(PROBLEM) Please print the records below exactly as they are.

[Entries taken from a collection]
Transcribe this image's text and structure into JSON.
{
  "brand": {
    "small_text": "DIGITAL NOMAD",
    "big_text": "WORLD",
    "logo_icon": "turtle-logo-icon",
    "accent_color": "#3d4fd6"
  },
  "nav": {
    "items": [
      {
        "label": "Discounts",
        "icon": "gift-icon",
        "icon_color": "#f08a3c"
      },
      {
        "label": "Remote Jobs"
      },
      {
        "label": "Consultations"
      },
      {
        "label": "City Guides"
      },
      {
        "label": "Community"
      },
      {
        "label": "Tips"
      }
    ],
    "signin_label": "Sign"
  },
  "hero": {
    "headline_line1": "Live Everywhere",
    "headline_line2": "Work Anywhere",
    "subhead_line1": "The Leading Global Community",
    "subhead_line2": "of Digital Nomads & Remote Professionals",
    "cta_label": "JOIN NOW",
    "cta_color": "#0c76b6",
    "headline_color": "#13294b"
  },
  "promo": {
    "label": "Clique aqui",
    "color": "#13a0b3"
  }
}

(REPLY TO THE TASK)
Transcribe this image's text and structure into JSON.
{
  "brand": {
    "small_text": "DIGITAL NOMAD",
    "big_text": "WORLD",
    "logo_icon": "turtle-logo-icon",
    "accent_color": "#3d4fd6"
  },
  "nav": {
    "items": [
      {
        "label": "Discounts",
        "icon": "gift-icon",
        "icon_color": "#f08a3c"
      },
      {
        "label": "Remote Jobs"
      },
      {
        "label": "Consultations"
      },
      {
        "label": "City Guides"
      },
      {
        "label": "Community"
      },
      {
        "label": "Tips"
      }
    ],
    "signin_label": "Sign"
  },
  "hero": {
    "headline_line1": "Live Everywhere",
    "headline_line2": "Work Anywhere",
    "subhead_line1": "The Leading Global Community",
    "subhead_line2": "of Digital Nomads & Remote Professionals",
    "cta_label": "JOIN NOW",
    "cta_color": "#0c76b6",
    "headline_color": "#13294b"
  },
  "promo": {
    "label": "Clique aqui",
    "color": "#13a0b3"
  }
}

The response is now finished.